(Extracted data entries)
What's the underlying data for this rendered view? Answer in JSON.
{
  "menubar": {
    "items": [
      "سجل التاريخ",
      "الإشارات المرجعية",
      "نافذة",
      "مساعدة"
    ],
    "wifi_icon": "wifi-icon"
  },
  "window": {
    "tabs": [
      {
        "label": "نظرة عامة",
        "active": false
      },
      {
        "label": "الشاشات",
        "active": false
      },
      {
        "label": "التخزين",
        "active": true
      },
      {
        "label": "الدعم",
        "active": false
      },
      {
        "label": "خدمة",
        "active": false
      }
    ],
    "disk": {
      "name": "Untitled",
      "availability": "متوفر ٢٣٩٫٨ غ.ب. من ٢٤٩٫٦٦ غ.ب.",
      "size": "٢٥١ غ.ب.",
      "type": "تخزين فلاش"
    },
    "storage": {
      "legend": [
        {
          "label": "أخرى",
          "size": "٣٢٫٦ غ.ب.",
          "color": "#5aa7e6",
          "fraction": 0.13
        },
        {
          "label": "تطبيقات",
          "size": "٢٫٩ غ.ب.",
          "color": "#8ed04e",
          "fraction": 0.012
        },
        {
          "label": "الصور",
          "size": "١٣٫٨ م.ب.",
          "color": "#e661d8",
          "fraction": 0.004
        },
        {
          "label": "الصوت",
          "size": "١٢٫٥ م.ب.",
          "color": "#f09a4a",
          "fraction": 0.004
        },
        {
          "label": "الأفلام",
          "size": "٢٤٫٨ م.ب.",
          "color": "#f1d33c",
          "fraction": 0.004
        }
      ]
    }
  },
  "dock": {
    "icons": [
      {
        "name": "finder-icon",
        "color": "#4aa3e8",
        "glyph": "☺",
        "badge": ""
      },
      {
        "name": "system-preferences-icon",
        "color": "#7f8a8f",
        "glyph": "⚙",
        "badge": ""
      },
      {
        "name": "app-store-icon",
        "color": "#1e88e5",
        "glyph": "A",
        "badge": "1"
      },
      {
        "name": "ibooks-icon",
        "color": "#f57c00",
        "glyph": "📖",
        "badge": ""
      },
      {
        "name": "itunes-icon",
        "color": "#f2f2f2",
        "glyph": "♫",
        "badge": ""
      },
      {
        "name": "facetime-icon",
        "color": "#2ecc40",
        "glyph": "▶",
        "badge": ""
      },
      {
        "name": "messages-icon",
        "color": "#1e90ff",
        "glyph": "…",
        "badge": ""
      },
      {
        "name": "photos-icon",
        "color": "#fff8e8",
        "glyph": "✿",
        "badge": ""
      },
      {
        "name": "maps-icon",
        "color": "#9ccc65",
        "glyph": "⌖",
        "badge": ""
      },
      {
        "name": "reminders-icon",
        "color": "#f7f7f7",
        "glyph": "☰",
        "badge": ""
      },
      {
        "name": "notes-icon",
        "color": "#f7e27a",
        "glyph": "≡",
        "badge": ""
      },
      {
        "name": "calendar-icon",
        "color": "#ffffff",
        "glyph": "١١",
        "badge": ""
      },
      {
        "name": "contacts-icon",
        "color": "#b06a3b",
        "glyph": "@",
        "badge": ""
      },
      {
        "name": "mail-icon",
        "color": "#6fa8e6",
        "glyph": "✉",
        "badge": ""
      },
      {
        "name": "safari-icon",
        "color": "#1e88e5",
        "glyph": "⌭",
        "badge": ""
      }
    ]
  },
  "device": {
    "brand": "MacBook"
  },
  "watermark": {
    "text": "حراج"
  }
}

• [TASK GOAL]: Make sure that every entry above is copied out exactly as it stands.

• [SOLUTION TO THIS TASK]:
What's the underlying data for this rendered view? Answer in JSON.
{
  "menubar": {
    "items": [
      "سجل التاريخ",
      "الإشارات المرجعية",
      "نافذة",
      "مساعدة"
    ],
    "wifi_icon": "wifi-icon"
  },
  "window": {
    "tabs": [
      {
        "label": "نظرة عامة",
        "active": false
      },
      {
        "label": "الشاشات",
        "active": false
      },
      {
        "label": "التخزين",
        "active": true
      },
      {
        "label": "الدعم",
        "active": false
      },
      {
        "label": "خدمة",
        "active": false
      }
    ],
    "disk": {
      "name": "Untitled",
      "availability": "متوفر ٢٣٩٫٨ غ.ب. من ٢٤٩٫٦٦ غ.ب.",
      "size": "٢٥١ غ.ب.",
      "type": "تخزين فلاش"
    },
    "storage": {
      "legend": [
        {
          "label": "أخرى",
          "size": "٣٢٫٦ غ.ب.",
          "color": "#5aa7e6",
          "fraction": 0.13
        },
        {
          "label": "تطبيقات",
          "size": "٢٫٩ غ.ب.",
          "color": "#8ed04e",
          "fraction": 0.012
        },
        {
          "label": "الصور",
          "size": "١٣٫٨ م.ب.",
          "color": "#e661d8",
          "fraction": 0.004
        },
        {
          "label": "الصوت",
          "size": "١٢٫٥ م.ب.",
          "color": "#f09a4a",
          "fraction": 0.004
        },
        {
          "label": "الأفلام",
          "size": "٢٤٫٨ م.ب.",
          "color": "#f1d33c",
          "fraction": 0.004
        }
      ]
    }
  },
  "dock": {
    "icons": [
      {
        "name": "finder-icon",
        "color": "#4aa3e8",
        "glyph": "☺",
        "badge": ""
      },
      {
        "name": "system-preferences-icon",
        "color": "#7f8a8f",
        "glyph": "⚙",
        "badge": ""
      },
      {
        "name": "app-store-icon",
        "color": "#1e88e5",
        "glyph": "A",
        "badge": "1"
      },
      {
        "name": "ibooks-icon",
        "color": "#f57c00",
        "glyph": "📖",
        "badge": ""
      },
      {
        "name": "itunes-icon",
        "color": "#f2f2f2",
        "glyph": "♫",
        "badge": ""
      },
      {
        "name": "facetime-icon",
        "color": "#2ecc40",
        "glyph": "▶",
        "badge": ""
      },
      {
        "name": "messages-icon",
        "color": "#1e90ff",
        "glyph": "…",
        "badge": ""
      },
      {
        "name": "photos-icon",
        "color": "#fff8e8",
        "glyph": "✿",
        "badge": ""
      },
      {
        "name": "maps-icon",
        "color": "#9ccc65",
        "glyph": "⌖",
        "badge": ""
      },
      {
        "name": "reminders-icon",
        "color": "#f7f7f7",
        "glyph": "☰",
        "badge": ""
      },
      {
        "name": "notes-icon",
        "color": "#f7e27a",
        "glyph": "≡",
        "badge": ""
      },
      {
        "name": "calendar-icon",
        "color": "#ffffff",
        "glyph": "١١",
        "badge": ""
      },
      {
        "name": "contacts-icon",
        "color": "#b06a3b",
        "glyph": "@",
        "badge": ""
      },
      {
        "name": "mail-icon",
        "color": "#6fa8e6",
        "glyph": "✉",
        "badge": ""
      },
      {
        "name": "safari-icon",
        "color": "#1e88e5",
        "glyph": "⌭",
        "badge": ""
      }
    ]
  },
  "device": {
    "brand": "MacBook"
  },
  "watermark": {
    "text": "حراج"
  }
}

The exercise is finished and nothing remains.